BioWorld International Correspondent

ZICHRON YA'AKOV, Israel - Kirin Brewery Company Ltd. will invest an initial US$5 million in a joint venture with Algen Biopharmaceuticals, a Jerusalem-based start-up company established in 2000 by Yissum, the research development company of the Hebrew University of Jerusalem.

Algen was founded based on Hebrew University biochemistry professor Alex Levitzki's discoveries on how to "trick" cancer cells into activating the protein PKR in cancer cells without activating it in normal cells, and thus fine-tuning selective cell death.
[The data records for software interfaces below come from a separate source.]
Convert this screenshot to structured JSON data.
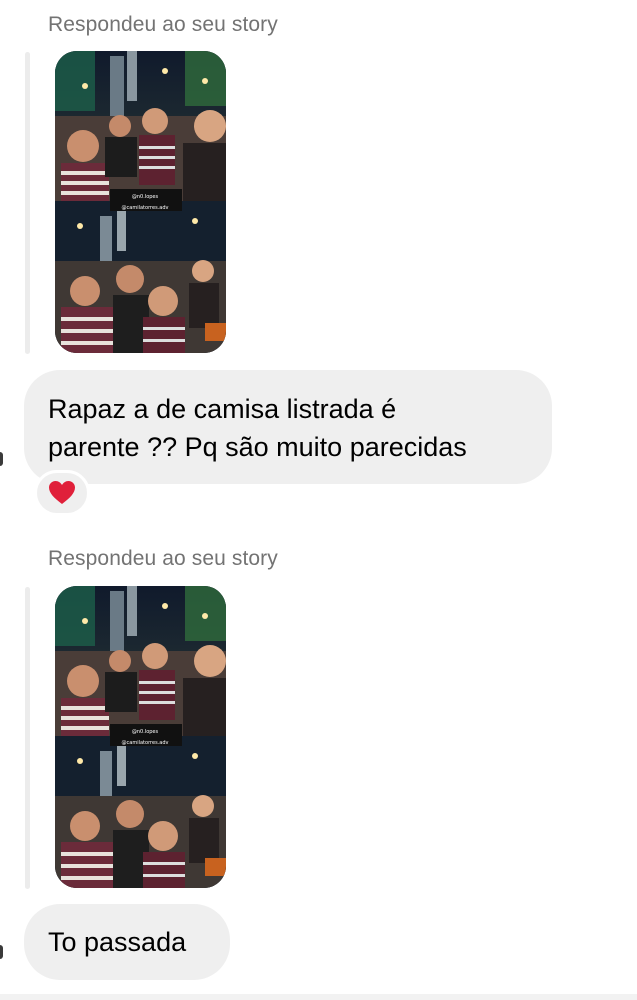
{
  "messages": [
    {
      "type": "story_reply",
      "reply_label": "Respondeu ao seu story",
      "story_caption_lines": [
        "@n0.lopes",
        "@camilatorres.adv"
      ],
      "text_lines": [
        "Rapaz a de camisa listrada é",
        "parente ?? Pq são muito parecidas"
      ],
      "reaction": "heart"
    },
    {
      "type": "story_reply",
      "reply_label": "Respondeu ao seu story",
      "story_caption_lines": [
        "@n0.lopes",
        "@camilatorres.adv"
      ],
      "text_lines": [
        "To passada"
      ]
    }
  ],
  "colors": {
    "bubble_bg": "#efefef",
    "label_text": "#737373",
    "heart": "#e0203a"
  },
  "icons": {
    "reaction": "heart-icon"
  }
}
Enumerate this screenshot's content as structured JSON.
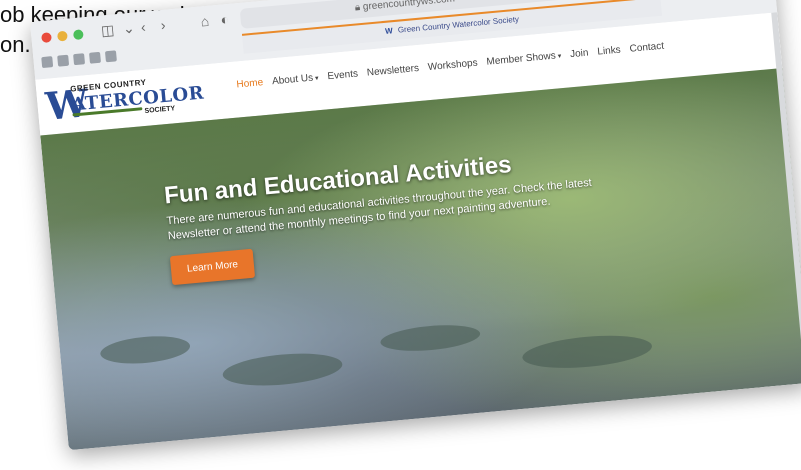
{
  "caption": {
    "line1": "ob keeping our website up",
    "line2": "on."
  },
  "browser": {
    "url": "greencountryws.com",
    "tab_title": "Green Country Watercolor Society",
    "tab_favicon": "W"
  },
  "site": {
    "logo": {
      "letter": "W",
      "top_line": "GREEN COUNTRY",
      "word": "ATERCOLOR",
      "bottom_line": "SOCIETY"
    },
    "nav": [
      {
        "label": "Home",
        "active": true
      },
      {
        "label": "About Us",
        "dropdown": true
      },
      {
        "label": "Events"
      },
      {
        "label": "Newsletters"
      },
      {
        "label": "Workshops"
      },
      {
        "label": "Member Shows",
        "dropdown": true
      },
      {
        "label": "Join"
      },
      {
        "label": "Links"
      },
      {
        "label": "Contact"
      }
    ],
    "hero": {
      "title": "Fun and Educational Activities",
      "description": "There are numerous fun and educational activities throughout the year. Check the latest Newsletter or attend the monthly meetings to find your next painting adventure.",
      "button": "Learn More"
    }
  },
  "colors": {
    "accent": "#e8752a",
    "brand": "#2a4c95"
  }
}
Kirin, of Tokyo, will invest in the joint venture over a five-year period, in exchange for rights to commercialize the technology.

Yissum and Hadasit, the research development company of Hadassah University Hospital in Jerusalem, will run the new joint venture to test novel tyrosine kinase blockers, tyrphostins, compounds developed by Levitzki as agents in suppressing immune rejection of grafts, donated organs and especially bone marrow transplants used in cancer therapies.
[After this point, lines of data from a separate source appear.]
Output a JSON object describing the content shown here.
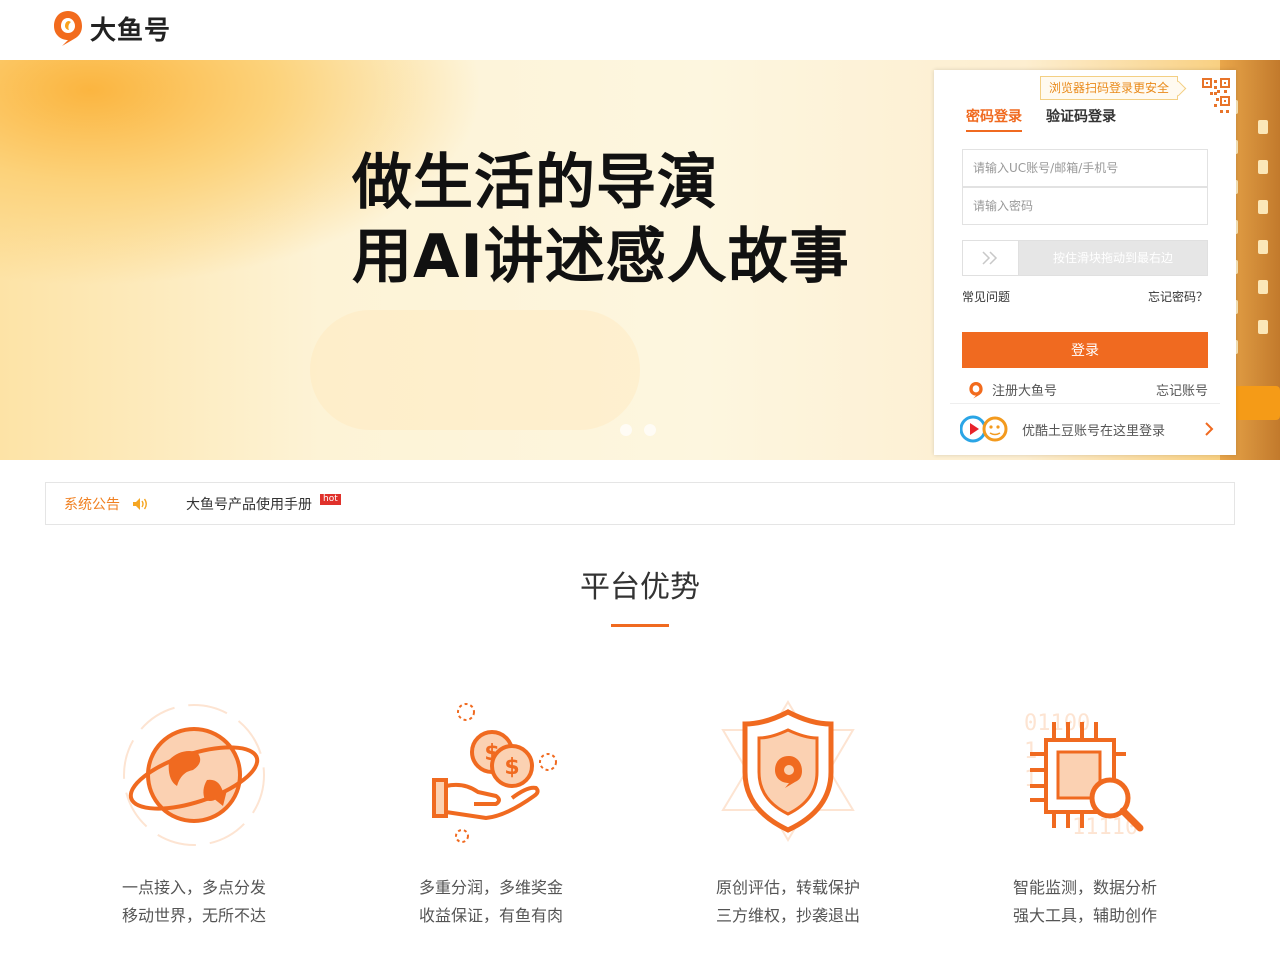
{
  "header": {
    "logo_text": "大鱼号"
  },
  "banner": {
    "line1": "做生活的导演",
    "line2": "用AI讲述感人故事"
  },
  "login": {
    "qr_tip": "浏览器扫码登录更安全",
    "tabs": [
      {
        "label": "密码登录",
        "active": true
      },
      {
        "label": "验证码登录",
        "active": false
      }
    ],
    "account_placeholder": "请输入UC账号/邮箱/手机号",
    "password_placeholder": "请输入密码",
    "slider_text": "按住滑块拖动到最右边",
    "faq": "常见问题",
    "forgot_password": "忘记密码？",
    "login_button": "登录",
    "register": "注册大鱼号",
    "forgot_account": "忘记账号",
    "youku_login": "优酷土豆账号在这里登录"
  },
  "notice": {
    "label": "系统公告",
    "link": "大鱼号产品使用手册",
    "badge": "hot"
  },
  "advantages": {
    "title": "平台优势",
    "items": [
      {
        "icon": "globe-icon",
        "line1": "一点接入，多点分发",
        "line2": "移动世界，无所不达"
      },
      {
        "icon": "coins-hand-icon",
        "line1": "多重分润，多维奖金",
        "line2": "收益保证，有鱼有肉"
      },
      {
        "icon": "shield-icon",
        "line1": "原创评估，转载保护",
        "line2": "三方维权，抄袭退出"
      },
      {
        "icon": "chip-search-icon",
        "line1": "智能监测，数据分析",
        "line2": "强大工具，辅助创作"
      }
    ]
  },
  "colors": {
    "accent": "#f06a20",
    "notice": "#f08021"
  }
}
Levitzki, chief scientist at Algen, said the alliance with Kirin was an "important part of Algen's activity," a company whose "technologies and compound libraries can be applied to a number of fields in medicine and drug development." He referred to new research showing that tyrphostins not only target cancer cells but also are key in signaling pathways leading to rejection. Earlier, Levitzki had demonstrated tyrphostin activity against restenosis and also in treating various cancers. (See BioWorld International, May 13, 1998.)

Hadasit CEO Raphael Hofstein, together with Hadassah professor of immunology Shimon Slavin, head of Hadassah's Bone Marrow Transplantation Unit, initiated the connection with Kirin.

Slavin, the chief scientist of the project, said Kirin also will test some of its own compounds. "We are pleased about this promising collaboration, which marks another level in a multistage scientific interaction established some years ago between the Japanese and Israeli teams," Slavin said.

Levitzki told BioWorld International the collaboration with Slavin would be testing novel platforms in a previously unexplored direction, uniting their independent advances in combinatorial chemistry and immunology to improve selective immune rejection of cancer cells while sparing normal cells introduced during bone marrow transplantation, thus preventing graft-vs.-host disease.

Hofstein said that the success of the venture naturally will depend on the final research results, but "in light of the present global biotechnology industry, the strategic cooperation is a significant event" which could "lead to further collaborative relationships."

Kirin's proprietary recombinant ESPO (epoetin alfa), a hormone-regulating red blood cell product, and GRAN (filgrastim), an agent stimulating white blood cell production, have annual sales of about US$400 million in Asia. In addition, Kirin sells the CliniMACS System for separation and purification of specific cells critical to blood transplants in China and Korea.